Velázquez Works to Help Disaster-Impacted Small Businesses Rebuild
January 18, 2018
Press Release

Bill to Help Small Firms Recover Passes Committee

Washington, D.C. –After 2017 marked the costliest year on record for climate and weather-related disasters, today, the House Committee on Financial Services passed a bill authored by Rep. Nydia M. Velázquez (D-NY) to help small businesses rebound from natural disasters. Velázquez’s bill, HR 4792, the Small Business Access to Capital after a Natural Disaster Act, would require the Securities and Exchange Commission’s (SEC) Office of the Advocate for Small Business Capital Formation to identify and address the unique challenges that small businesses and investors face in securing access to capital after a disaster. 

“When natural disaster strikes, many once-thriving Main Streets turn into ghost towns and small business owners face the harsh reality of soaring bills and lost revenue,” said Velázquez. “In 2017, we saw the devastating impact of unprecedented damages to communities across the Mainland and especially in Puerto Rico and the Virgin Islands. I encourage Congress to pass my bill helping small businesses secure the loans and necessary capital they need to get back up and running after disaster strikes.” 

Small firms are a cornerstone of local economies, however, according to the Federal Emergency Management Agency (FEMA), over 40 percent of small businesses never reopen after a disaster.
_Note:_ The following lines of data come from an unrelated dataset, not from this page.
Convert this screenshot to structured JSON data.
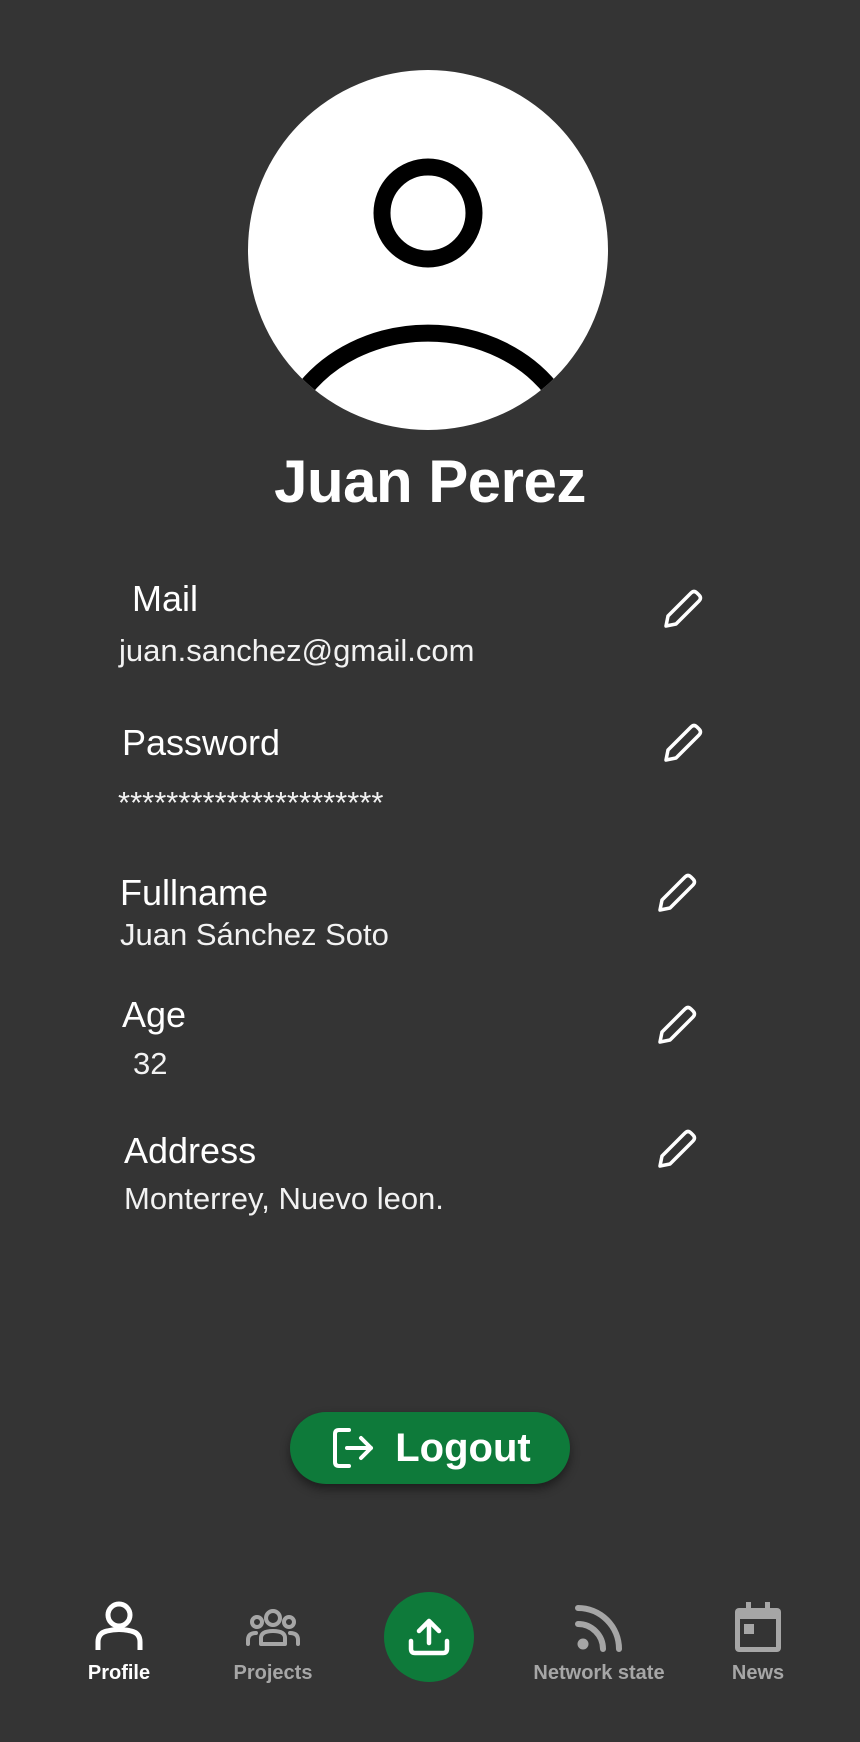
{
  "profile": {
    "name": "Juan Perez"
  },
  "fields": {
    "mail": {
      "label": "Mail",
      "value": "juan.sanchez@gmail.com"
    },
    "password": {
      "label": "Password",
      "value": "**********************"
    },
    "fullname": {
      "label": "Fullname",
      "value": "Juan Sánchez Soto"
    },
    "age": {
      "label": "Age",
      "value": "32"
    },
    "address": {
      "label": "Address",
      "value": "Monterrey, Nuevo leon."
    }
  },
  "logout": {
    "label": "Logout"
  },
  "nav": {
    "items": [
      {
        "label": "Profile",
        "icon": "person-icon",
        "active": true
      },
      {
        "label": "Projects",
        "icon": "group-icon",
        "active": false
      },
      {
        "label": "",
        "icon": "upload-icon",
        "active": false
      },
      {
        "label": "Network state",
        "icon": "rss-feed-icon",
        "active": false
      },
      {
        "label": "News",
        "icon": "calendar-icon",
        "active": false
      }
    ]
  },
  "colors": {
    "background": "#343434",
    "accent": "#0e7a3a",
    "inactive": "#a6a6a6",
    "text": "#ffffff"
  }
}
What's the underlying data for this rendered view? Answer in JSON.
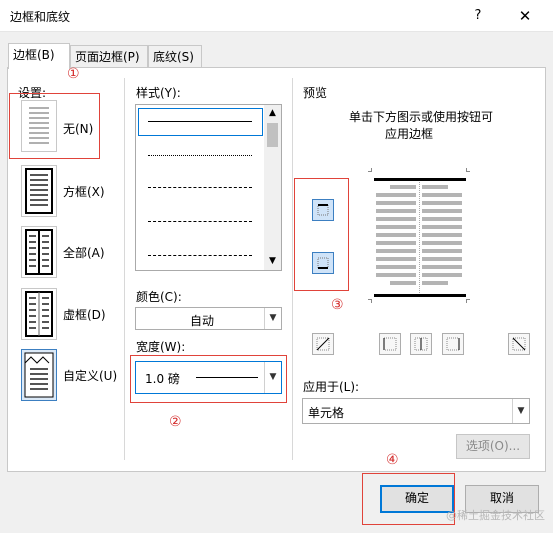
{
  "window": {
    "title": "边框和底纹",
    "help": "?",
    "close": "✕"
  },
  "tabs": [
    {
      "label": "边框(B)",
      "active": true
    },
    {
      "label": "页面边框(P)",
      "active": false
    },
    {
      "label": "底纹(S)",
      "active": false
    }
  ],
  "settings": {
    "heading": "设置:",
    "items": [
      {
        "label": "无(N)"
      },
      {
        "label": "方框(X)"
      },
      {
        "label": "全部(A)"
      },
      {
        "label": "虚框(D)"
      },
      {
        "label": "自定义(U)"
      }
    ]
  },
  "style": {
    "heading": "样式(Y):"
  },
  "color": {
    "heading": "颜色(C):",
    "value": "自动"
  },
  "width": {
    "heading": "宽度(W):",
    "value": "1.0 磅"
  },
  "preview": {
    "heading": "预览",
    "hint_line1": "单击下方图示或使用按钮可",
    "hint_line2": "应用边框"
  },
  "apply_to": {
    "heading": "应用于(L):",
    "value": "单元格"
  },
  "buttons": {
    "options": "选项(O)...",
    "ok": "确定",
    "cancel": "取消"
  },
  "annotations": {
    "n1": "①",
    "n2": "②",
    "n3": "③",
    "n4": "④"
  },
  "watermark": "@稀土掘金技术社区",
  "colors": {
    "annotation_red": "#e0433a",
    "default_button_border": "#0078d7"
  }
}
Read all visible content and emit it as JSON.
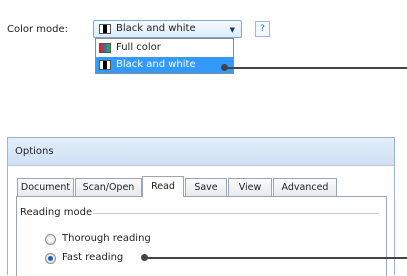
{
  "color_mode": {
    "label": "Color mode:",
    "selected": "Black and white",
    "help": "?",
    "options": [
      {
        "label": "Full color",
        "icon": "full-color-swatch-icon"
      },
      {
        "label": "Black and white",
        "icon": "black-white-swatch-icon",
        "highlighted": true
      }
    ]
  },
  "options_dialog": {
    "title": "Options",
    "tabs": [
      "Document",
      "Scan/Open",
      "Read",
      "Save",
      "View",
      "Advanced"
    ],
    "active_tab": "Read",
    "reading_mode": {
      "label": "Reading mode",
      "options": [
        {
          "label": "Thorough reading",
          "checked": false
        },
        {
          "label": "Fast reading",
          "checked": true
        }
      ]
    }
  }
}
Furthermore, small and midsize businesses make up ninety percent of private companies in Puerto Rico, and after Hurricane Maria, two-thirds of these firms have been forced to close, at least temporarily.   In New York and New Jersey, over five years since Superstorm Sandy, local communities continue to suffer from millions in lost revenue after businesses have been forced to close or delay reopening.  In Toms River, New Jersey, the local Chamber of Commerce estimates that ongoing small business recovery costs $600 million per year in lost rateables even at this point. 

Established in 2016, the SEC’s Office of the Advocate for Small Business Capital Formation is tasked with identifying issues and proposing changes to benefit small businesses and their investors. Currently, the Advocate is required by law to identify issues related to access to capital for small businesses, including the unique challenges faced by women and minority-owned small firms. Velázquez’s bill requires the Advocate to now also consider the unique challenges that small businesses affected by natural disasters have with securing access to credit and to work to promote their interests.  

“Unless we act swiftly to help small firms reopen their doors, we will only see more empty streets and abandoned communities,” said Velázquez. “In Puerto Rico, we have already seen an exodus to the Mainland after Hurricane Maria. Addressing issues of capital for a mom-and-pop shop, or local manufacturer is a much needed step towards rebuilding entire communities.” 

Velázquez is the third most senior Democrat on the House Financial Services Committee and Ranking Member of the House Committee on Small Business. The Small Business Access to Capital after a Natural Disaster Act passed in the Financial Services Committee with bipartisan support by a vote of 57 -0. The Act must now be considered on the House floor for a vote.